> What you will do
Match on the string "title" in the entries below and return every matching line.

> Material for this task
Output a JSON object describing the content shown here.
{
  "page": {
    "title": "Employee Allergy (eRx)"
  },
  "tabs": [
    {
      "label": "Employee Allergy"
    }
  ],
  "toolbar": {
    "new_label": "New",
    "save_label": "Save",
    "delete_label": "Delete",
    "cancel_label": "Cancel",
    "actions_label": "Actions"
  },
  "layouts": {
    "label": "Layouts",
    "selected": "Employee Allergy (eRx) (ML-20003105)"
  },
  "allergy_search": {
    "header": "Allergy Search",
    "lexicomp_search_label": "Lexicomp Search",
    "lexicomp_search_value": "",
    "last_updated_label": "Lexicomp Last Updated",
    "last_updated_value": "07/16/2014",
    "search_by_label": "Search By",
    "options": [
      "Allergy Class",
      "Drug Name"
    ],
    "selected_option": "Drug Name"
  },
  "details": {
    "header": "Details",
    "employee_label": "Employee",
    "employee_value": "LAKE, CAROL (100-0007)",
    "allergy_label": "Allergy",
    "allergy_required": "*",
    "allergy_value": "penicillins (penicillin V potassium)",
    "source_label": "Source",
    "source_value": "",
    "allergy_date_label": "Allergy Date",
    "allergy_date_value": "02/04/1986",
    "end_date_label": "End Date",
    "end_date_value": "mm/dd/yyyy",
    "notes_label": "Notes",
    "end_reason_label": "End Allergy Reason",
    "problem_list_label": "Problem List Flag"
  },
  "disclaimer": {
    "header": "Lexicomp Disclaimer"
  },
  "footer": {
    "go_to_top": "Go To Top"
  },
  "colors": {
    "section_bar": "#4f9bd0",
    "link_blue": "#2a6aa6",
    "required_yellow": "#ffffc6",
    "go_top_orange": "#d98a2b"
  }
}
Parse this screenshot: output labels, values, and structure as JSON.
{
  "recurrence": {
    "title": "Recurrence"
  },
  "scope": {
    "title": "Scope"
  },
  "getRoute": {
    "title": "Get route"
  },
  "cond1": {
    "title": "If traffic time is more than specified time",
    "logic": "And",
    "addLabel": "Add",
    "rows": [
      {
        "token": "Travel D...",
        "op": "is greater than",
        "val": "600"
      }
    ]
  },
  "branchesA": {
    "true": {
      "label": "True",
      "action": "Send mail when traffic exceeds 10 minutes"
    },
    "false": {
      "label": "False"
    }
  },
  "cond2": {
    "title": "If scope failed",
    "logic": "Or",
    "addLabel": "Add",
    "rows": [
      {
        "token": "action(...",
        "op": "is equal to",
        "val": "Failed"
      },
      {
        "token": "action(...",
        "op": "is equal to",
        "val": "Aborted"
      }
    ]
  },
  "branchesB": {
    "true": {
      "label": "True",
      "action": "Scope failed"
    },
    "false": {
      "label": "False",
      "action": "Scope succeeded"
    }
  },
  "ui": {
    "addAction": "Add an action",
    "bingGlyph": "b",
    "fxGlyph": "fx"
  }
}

> Answer below
    "title": "Employee Allergy (eRx)"
    "title": "Recurrence"
    "title": "Scope"
    "title": "Get route"
    "title": "If traffic time is more than specified time",
    "title": "If scope failed",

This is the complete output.